** PROBLEM **
Because the listing below is to be kept intact, restate all of it word for word.
▽
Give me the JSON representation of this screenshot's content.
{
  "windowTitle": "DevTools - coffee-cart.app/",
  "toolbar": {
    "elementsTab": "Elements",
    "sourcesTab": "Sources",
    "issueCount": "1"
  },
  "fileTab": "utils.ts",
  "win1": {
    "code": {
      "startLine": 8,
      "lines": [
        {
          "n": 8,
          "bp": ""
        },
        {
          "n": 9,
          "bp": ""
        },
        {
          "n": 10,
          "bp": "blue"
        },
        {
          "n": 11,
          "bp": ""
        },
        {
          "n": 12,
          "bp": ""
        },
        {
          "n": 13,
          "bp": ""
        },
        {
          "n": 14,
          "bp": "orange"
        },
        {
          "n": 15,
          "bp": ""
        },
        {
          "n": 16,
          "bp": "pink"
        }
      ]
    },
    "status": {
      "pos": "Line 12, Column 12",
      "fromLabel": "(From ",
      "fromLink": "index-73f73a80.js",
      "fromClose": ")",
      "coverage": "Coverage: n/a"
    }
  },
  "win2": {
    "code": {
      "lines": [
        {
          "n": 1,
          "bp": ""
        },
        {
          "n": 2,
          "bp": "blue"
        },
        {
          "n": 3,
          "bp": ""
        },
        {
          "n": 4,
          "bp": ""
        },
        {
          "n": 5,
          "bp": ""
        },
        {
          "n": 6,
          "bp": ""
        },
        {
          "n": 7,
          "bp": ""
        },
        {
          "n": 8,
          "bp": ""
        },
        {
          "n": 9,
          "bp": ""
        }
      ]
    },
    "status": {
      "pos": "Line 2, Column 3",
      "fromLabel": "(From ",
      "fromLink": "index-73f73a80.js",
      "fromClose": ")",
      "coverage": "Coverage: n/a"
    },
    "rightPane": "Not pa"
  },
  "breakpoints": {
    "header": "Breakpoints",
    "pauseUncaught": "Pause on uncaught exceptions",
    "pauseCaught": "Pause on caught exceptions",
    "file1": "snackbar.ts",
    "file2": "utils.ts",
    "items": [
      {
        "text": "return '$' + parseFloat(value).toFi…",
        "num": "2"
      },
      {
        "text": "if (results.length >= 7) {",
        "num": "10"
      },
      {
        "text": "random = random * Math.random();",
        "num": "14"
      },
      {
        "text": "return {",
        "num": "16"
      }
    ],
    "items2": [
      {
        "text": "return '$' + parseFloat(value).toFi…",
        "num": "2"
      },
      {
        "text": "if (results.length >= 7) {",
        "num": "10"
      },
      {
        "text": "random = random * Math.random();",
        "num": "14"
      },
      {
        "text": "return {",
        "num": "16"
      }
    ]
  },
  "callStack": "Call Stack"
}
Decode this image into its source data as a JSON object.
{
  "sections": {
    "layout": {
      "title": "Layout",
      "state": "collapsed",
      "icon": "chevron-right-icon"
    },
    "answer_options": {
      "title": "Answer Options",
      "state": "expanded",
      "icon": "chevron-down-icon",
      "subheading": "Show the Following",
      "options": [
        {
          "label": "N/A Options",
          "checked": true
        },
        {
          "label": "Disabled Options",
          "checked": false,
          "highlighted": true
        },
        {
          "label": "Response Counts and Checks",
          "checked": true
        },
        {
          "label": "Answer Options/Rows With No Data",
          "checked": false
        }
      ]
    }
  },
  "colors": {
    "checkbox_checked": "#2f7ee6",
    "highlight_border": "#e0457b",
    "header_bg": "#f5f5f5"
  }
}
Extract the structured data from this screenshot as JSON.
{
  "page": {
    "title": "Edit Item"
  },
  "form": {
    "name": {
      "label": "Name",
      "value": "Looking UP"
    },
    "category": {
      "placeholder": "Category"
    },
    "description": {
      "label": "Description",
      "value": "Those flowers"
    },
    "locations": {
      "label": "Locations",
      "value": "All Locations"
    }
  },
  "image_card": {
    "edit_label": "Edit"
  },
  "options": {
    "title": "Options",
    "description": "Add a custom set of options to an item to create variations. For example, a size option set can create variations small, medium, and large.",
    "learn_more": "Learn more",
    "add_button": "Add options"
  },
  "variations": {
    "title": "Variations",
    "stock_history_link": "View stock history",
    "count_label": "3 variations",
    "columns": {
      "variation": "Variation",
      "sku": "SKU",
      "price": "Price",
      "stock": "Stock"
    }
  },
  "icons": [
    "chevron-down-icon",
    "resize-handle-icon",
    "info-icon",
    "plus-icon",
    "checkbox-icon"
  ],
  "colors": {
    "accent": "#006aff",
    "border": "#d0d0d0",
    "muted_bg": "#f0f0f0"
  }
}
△
** ANSWER TO THE PROBLEM **
Give me the JSON representation of this screenshot's content.
{
  "windowTitle": "DevTools - coffee-cart.app/",
  "toolbar": {
    "elementsTab": "Elements",
    "sourcesTab": "Sources",
    "issueCount": "1"
  },
  "fileTab": "utils.ts",
  "win1": {
    "code": {
      "startLine": 8,
      "lines": [
        {
          "n": 8,
          "bp": ""
        },
        {
          "n": 9,
          "bp": ""
        },
        {
          "n": 10,
          "bp": "blue"
        },
        {
          "n": 11,
          "bp": ""
        },
        {
          "n": 12,
          "bp": ""
        },
        {
          "n": 13,
          "bp": ""
        },
        {
          "n": 14,
          "bp": "orange"
        },
        {
          "n": 15,
          "bp": ""
        },
        {
          "n": 16,
          "bp": "pink"
        }
      ]
    },
    "status": {
      "pos": "Line 12, Column 12",
      "fromLabel": "(From ",
      "fromLink": "index-73f73a80.js",
      "fromClose": ")",
      "coverage": "Coverage: n/a"
    }
  },
  "win2": {
    "code": {
      "lines": [
        {
          "n": 1,
          "bp": ""
        },
        {
          "n": 2,
          "bp": "blue"
        },
        {
          "n": 3,
          "bp": ""
        },
        {
          "n": 4,
          "bp": ""
        },
        {
          "n": 5,
          "bp": ""
        },
        {
          "n": 6,
          "bp": ""
        },
        {
          "n": 7,
          "bp": ""
        },
        {
          "n": 8,
          "bp": ""
        },
        {
          "n": 9,
          "bp": ""
        }
      ]
    },
    "status": {
      "pos": "Line 2, Column 3",
      "fromLabel": "(From ",
      "fromLink": "index-73f73a80.js",
      "fromClose": ")",
      "coverage": "Coverage: n/a"
    },
    "rightPane": "Not pa"
  },
  "breakpoints": {
    "header": "Breakpoints",
    "pauseUncaught": "Pause on uncaught exceptions",
    "pauseCaught": "Pause on caught exceptions",
    "file1": "snackbar.ts",
    "file2": "utils.ts",
    "items": [
      {
        "text": "return '$' + parseFloat(value).toFi…",
        "num": "2"
      },
      {
        "text": "if (results.length >= 7) {",
        "num": "10"
      },
      {
        "text": "random = random * Math.random();",
        "num": "14"
      },
      {
        "text": "return {",
        "num": "16"
      }
    ],
    "items2": [
      {
        "text": "return '$' + parseFloat(value).toFi…",
        "num": "2"
      },
      {
        "text": "if (results.length >= 7) {",
        "num": "10"
      },
      {
        "text": "random = random * Math.random();",
        "num": "14"
      },
      {
        "text": "return {",
        "num": "16"
      }
    ]
  },
  "callStack": "Call Stack"
}
Decode this image into its source data as a JSON object.
{
  "sections": {
    "layout": {
      "title": "Layout",
      "state": "collapsed",
      "icon": "chevron-right-icon"
    },
    "answer_options": {
      "title": "Answer Options",
      "state": "expanded",
      "icon": "chevron-down-icon",
      "subheading": "Show the Following",
      "options": [
        {
          "label": "N/A Options",
          "checked": true
        },
        {
          "label": "Disabled Options",
          "checked": false,
          "highlighted": true
        },
        {
          "label": "Response Counts and Checks",
          "checked": true
        },
        {
          "label": "Answer Options/Rows With No Data",
          "checked": false
        }
      ]
    }
  },
  "colors": {
    "checkbox_checked": "#2f7ee6",
    "highlight_border": "#e0457b",
    "header_bg": "#f5f5f5"
  }
}
Extract the structured data from this screenshot as JSON.
{
  "page": {
    "title": "Edit Item"
  },
  "form": {
    "name": {
      "label": "Name",
      "value": "Looking UP"
    },
    "category": {
      "placeholder": "Category"
    },
    "description": {
      "label": "Description",
      "value": "Those flowers"
    },
    "locations": {
      "label": "Locations",
      "value": "All Locations"
    }
  },
  "image_card": {
    "edit_label": "Edit"
  },
  "options": {
    "title": "Options",
    "description": "Add a custom set of options to an item to create variations. For example, a size option set can create variations small, medium, and large.",
    "learn_more": "Learn more",
    "add_button": "Add options"
  },
  "variations": {
    "title": "Variations",
    "stock_history_link": "View stock history",
    "count_label": "3 variations",
    "columns": {
      "variation": "Variation",
      "sku": "SKU",
      "price": "Price",
      "stock": "Stock"
    }
  },
  "icons": [
    "chevron-down-icon",
    "resize-handle-icon",
    "info-icon",
    "plus-icon",
    "checkbox-icon"
  ],
  "colors": {
    "accent": "#006aff",
    "border": "#d0d0d0",
    "muted_bg": "#f0f0f0"
  }
}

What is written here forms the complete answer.